Wortley suggests that the story contained in the VNS can be traced very accurately to its source, as the author provides a detailed chain of transmission: the author heard it from his abbot, Anatolius, who had heard it from Nicholas, who had heard it from a disciple named Cyprian, who had visited the anonymous former soldier. (5) However, it strikes us that the detail is provided to lend an air of authenticity to what is clearly an invented tale. The insertion of such a tale into a Life is also rather odd, as the author realizes, for he offers an apology of sorts. It is here that he reveals that Nicholas of Stoudios enjoyed retelling the story to his monks.

It would appear to be the case that, whether or not we believe the chain of transmission offered by the anonymous author of the VNS, the parable was first recounted by Nicholas in the Stoudios Monastery, in the years around c. 850. Nicholas was hegoumenos of Stoudios from 848 to 858, and again but briefly from 867 until his death on February 4, 868. Although we cannot entirely discount the fact that a certain number of monks at Stoudios, as elsewhere, may well have been deserters from the Roman army -- like the protagonist of our parable, indeed -- there would appear to be little value in Nicholas recounting to his monks, who were most unlikely to become fornicating soldiers, a tale concerned principally with the moral purity of those headed into battle.

Elements of the story and language contained in the parable of Nicholas the Monk, former Soldier, might be compared with Proverbs 9.

An English translation of the Beneficial Tale of Nicholas the Monk, Former Soldier, by B. Shilling and P. Stephenson.



Basic Bibliography

Costa-Louillet, G. da (1955-57) "Saints de Constantinople aux VIIIe, IXe et Xe siècles (suite)," Byzantion 25-27, 782-852.

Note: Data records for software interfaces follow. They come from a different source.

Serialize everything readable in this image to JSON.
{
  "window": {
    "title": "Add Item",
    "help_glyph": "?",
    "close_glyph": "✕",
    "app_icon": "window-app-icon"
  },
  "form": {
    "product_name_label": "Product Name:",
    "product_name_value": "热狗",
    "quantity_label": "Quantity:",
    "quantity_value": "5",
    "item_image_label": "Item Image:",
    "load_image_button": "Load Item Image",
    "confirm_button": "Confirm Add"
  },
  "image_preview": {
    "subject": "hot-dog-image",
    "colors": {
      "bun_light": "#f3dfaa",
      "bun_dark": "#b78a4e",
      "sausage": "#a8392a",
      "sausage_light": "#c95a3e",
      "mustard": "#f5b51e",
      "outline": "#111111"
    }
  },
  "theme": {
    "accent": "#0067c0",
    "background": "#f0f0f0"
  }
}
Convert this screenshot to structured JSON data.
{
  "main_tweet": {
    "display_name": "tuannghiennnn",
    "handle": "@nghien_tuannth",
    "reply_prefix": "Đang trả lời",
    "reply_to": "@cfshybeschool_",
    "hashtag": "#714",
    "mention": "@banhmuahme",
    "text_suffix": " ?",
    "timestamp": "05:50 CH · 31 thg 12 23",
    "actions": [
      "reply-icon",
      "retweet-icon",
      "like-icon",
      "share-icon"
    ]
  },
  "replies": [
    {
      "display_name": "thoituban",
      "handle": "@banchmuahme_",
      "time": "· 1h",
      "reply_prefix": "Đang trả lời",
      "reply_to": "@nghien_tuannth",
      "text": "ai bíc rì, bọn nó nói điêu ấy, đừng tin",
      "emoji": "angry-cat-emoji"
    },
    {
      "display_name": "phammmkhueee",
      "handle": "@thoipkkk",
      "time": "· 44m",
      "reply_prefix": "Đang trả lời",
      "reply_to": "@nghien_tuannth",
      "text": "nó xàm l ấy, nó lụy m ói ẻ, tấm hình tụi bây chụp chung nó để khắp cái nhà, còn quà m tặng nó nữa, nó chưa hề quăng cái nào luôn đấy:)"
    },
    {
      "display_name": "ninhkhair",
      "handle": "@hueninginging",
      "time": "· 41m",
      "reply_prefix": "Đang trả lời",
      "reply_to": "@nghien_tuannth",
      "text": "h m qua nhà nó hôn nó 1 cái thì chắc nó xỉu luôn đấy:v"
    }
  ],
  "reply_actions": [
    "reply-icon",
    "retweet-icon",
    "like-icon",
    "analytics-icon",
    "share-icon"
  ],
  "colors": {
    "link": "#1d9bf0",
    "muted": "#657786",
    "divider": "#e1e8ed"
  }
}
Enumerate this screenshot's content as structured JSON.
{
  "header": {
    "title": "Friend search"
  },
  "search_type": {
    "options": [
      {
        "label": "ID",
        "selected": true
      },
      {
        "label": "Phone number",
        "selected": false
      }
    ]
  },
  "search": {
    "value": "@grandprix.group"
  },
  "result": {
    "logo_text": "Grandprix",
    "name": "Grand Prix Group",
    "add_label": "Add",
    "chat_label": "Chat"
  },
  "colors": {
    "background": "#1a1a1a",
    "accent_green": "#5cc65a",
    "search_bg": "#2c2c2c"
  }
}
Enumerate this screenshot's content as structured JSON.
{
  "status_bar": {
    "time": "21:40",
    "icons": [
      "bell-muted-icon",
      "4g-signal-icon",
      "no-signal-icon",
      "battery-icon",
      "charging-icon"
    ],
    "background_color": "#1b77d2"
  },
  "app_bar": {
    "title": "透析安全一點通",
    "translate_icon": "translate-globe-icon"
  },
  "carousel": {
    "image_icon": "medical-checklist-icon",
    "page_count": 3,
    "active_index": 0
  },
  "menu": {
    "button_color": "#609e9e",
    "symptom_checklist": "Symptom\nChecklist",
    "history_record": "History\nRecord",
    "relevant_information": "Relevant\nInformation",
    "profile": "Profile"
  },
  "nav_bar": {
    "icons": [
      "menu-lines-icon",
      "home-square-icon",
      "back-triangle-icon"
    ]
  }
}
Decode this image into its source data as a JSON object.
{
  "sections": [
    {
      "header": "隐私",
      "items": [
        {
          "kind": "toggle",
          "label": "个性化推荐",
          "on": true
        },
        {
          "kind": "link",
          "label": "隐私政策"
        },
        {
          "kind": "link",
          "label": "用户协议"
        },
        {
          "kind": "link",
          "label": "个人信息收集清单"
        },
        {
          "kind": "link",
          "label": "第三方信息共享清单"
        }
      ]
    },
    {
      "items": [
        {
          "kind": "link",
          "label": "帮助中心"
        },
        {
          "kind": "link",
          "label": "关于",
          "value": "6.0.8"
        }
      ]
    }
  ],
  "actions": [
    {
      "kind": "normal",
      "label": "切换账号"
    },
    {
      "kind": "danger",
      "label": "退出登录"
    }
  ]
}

Dobschütz, E. von (1909) "Methodios und die Studiten. Strömungen und Gegensrömungen in der Hagiographie des 9. Jahrhunderts," BZ 19, 41-105.

Halkin, F. (1967) "Lesquels de saints Nicolas?," AB 85, 58.

Kazhdan, A. and Alice-Mary Talbot (1998), eds., Dumbarton Oaks Hagiography Database, Washington D.C.: Dumbarton Oaks. The introduction is a paginated PDF document.

Stephenson, P. and B. Shilling, "Nicholas the Monk, former soldier," in E. Fisher, S. Papaioannou and D. Sullivan, eds., Byzantine Religious Culture. Studies in Honor of Alice-Mary Talbot (Leiden, 2012), 421-38.

Wortley, J. (1980) "Legends of the Byzantine disaster of 811," Byzantion 50, 533-62.

Wortley, J. (1991) A Repertoire of Byzantine Beneficial [διηγησεις ψυχωφελεις]

January 2012


(1) A full English translation will accompany a forthcoming critical edition of the Life of Nicholas of Stoudios, by J. Heldt (Uppsala).

(2) Dobschütz (1909) 70-72. The fullest and most accessible summary remains Costa-Louillet (1955-57) 794-812.

(3) Wortley (1980) 550-54. Wortley (1996) offers an English translation of and commentary on twenty-two tales collected in the eleventh century by Paul, Bishop of Monemvasia. In addition, Wortley (1991) has supplied the best general introduction to "beneficial tales," and summaries of almost 1000 at:

(4) Kazhdan and Talbot (1998) 72, against Dujcev in FGHBulg 4, 25-27. This is repeated from ODB, 1471. See also Halkin (1967) 58.

(5) Wortley (1980) 551; PG 105, 893A.